Where the line containing "Transcribe this image's" appears, begin retyping; continue exactly through the final line of the data. Omit every picture.
*** Records shown
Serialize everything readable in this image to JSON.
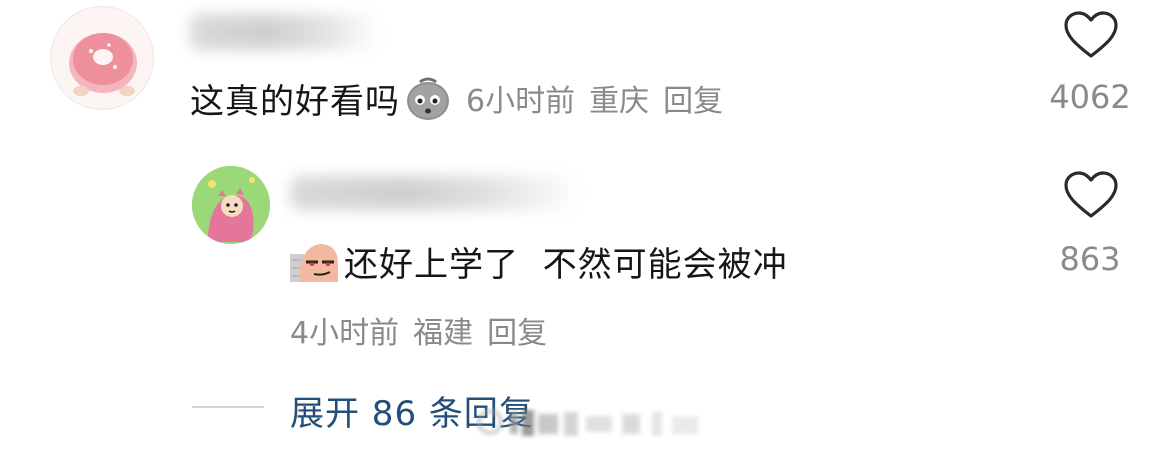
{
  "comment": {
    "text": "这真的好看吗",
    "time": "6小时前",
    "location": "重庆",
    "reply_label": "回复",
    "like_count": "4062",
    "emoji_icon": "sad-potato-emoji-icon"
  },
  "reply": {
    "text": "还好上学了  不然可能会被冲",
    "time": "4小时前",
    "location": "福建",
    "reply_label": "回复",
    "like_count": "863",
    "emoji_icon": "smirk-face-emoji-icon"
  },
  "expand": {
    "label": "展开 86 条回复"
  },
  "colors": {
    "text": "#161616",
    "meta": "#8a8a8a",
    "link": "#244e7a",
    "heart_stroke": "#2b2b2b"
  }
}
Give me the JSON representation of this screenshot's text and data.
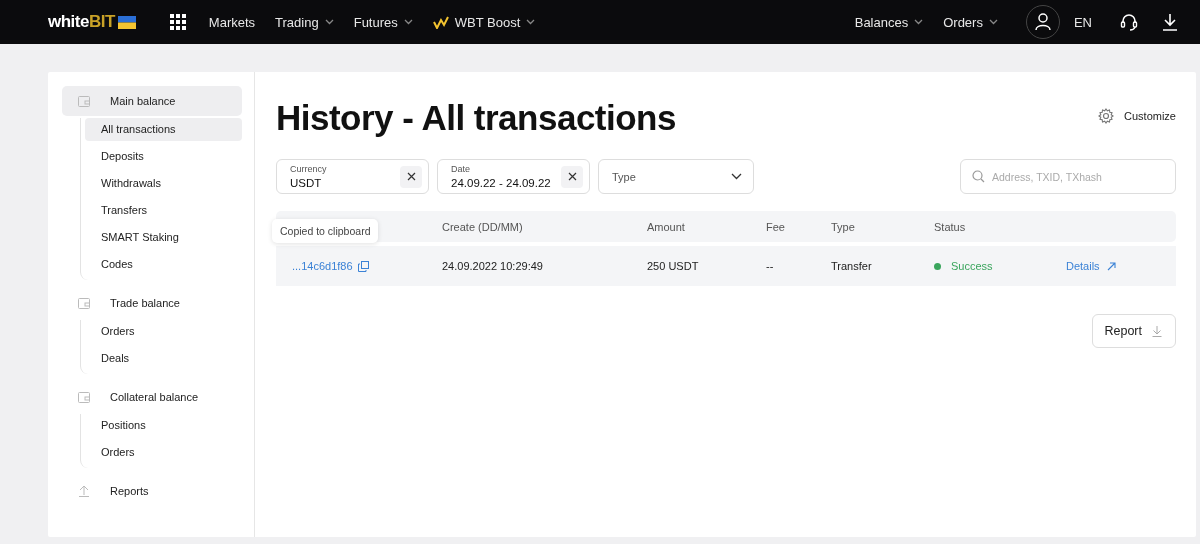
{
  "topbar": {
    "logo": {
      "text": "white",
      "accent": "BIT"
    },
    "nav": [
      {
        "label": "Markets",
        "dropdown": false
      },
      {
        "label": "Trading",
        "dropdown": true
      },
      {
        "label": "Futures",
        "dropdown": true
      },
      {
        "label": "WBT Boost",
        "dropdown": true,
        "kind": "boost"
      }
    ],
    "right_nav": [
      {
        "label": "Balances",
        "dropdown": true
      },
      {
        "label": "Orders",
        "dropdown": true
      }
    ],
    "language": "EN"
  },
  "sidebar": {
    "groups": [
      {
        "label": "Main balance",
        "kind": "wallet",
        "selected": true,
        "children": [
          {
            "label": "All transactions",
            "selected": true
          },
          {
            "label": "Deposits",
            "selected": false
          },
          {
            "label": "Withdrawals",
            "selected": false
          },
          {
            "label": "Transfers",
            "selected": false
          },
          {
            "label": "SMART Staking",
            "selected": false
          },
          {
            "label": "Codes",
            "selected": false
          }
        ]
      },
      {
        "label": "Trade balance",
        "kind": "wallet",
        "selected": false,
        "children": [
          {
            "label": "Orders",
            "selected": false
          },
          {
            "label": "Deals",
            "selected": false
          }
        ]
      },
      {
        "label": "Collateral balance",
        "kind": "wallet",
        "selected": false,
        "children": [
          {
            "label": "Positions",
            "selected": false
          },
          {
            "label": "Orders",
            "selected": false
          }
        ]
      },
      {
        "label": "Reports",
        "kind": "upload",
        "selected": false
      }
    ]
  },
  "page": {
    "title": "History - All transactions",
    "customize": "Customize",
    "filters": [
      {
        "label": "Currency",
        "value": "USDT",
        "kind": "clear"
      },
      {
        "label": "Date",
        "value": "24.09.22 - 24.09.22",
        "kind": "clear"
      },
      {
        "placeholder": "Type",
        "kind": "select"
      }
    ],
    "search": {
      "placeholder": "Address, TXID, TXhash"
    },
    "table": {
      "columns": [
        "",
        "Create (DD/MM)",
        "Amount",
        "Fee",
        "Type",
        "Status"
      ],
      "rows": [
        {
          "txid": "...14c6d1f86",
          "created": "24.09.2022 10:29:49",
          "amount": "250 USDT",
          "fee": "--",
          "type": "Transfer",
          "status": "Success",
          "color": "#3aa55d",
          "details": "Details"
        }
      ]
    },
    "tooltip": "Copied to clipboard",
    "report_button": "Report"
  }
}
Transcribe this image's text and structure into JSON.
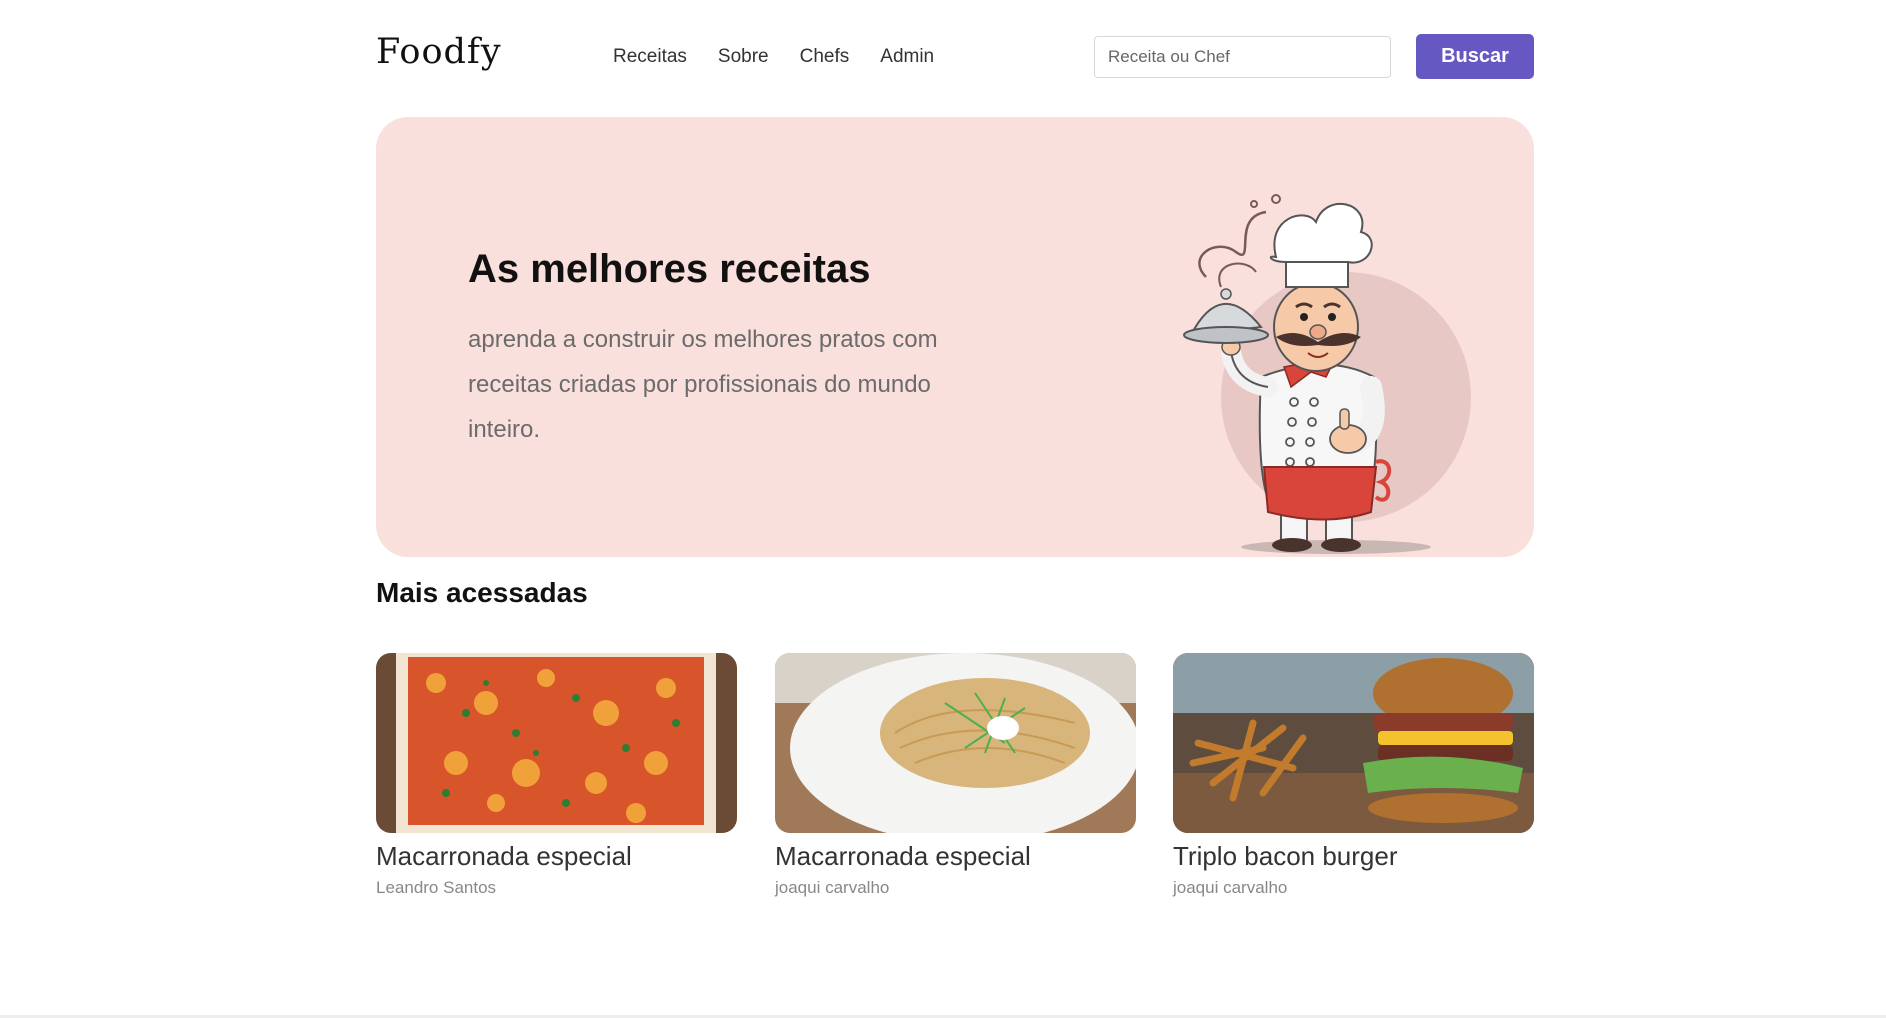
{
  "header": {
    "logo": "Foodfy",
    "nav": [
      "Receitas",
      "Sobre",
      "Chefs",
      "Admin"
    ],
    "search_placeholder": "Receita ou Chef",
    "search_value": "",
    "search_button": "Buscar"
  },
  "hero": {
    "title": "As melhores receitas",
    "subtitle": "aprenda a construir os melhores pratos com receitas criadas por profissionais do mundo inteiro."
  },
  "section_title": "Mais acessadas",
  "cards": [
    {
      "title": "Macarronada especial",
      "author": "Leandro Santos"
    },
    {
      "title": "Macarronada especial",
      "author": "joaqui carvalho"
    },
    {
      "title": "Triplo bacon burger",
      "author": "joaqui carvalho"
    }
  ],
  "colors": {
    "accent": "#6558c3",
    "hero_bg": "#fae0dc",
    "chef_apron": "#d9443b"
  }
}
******
**Response for this exercise**
Transcribe this image's text and structure into JSON.
{
  "header": {
    "logo": "Foodfy",
    "nav": [
      "Receitas",
      "Sobre",
      "Chefs",
      "Admin"
    ],
    "search_placeholder": "Receita ou Chef",
    "search_value": "",
    "search_button": "Buscar"
  },
  "hero": {
    "title": "As melhores receitas",
    "subtitle": "aprenda a construir os melhores pratos com receitas criadas por profissionais do mundo inteiro."
  },
  "section_title": "Mais acessadas",
  "cards": [
    {
      "title": "Macarronada especial",
      "author": "Leandro Santos"
    },
    {
      "title": "Macarronada especial",
      "author": "joaqui carvalho"
    },
    {
      "title": "Triplo bacon burger",
      "author": "joaqui carvalho"
    }
  ],
  "colors": {
    "accent": "#6558c3",
    "hero_bg": "#fae0dc",
    "chef_apron": "#d9443b"
  }
}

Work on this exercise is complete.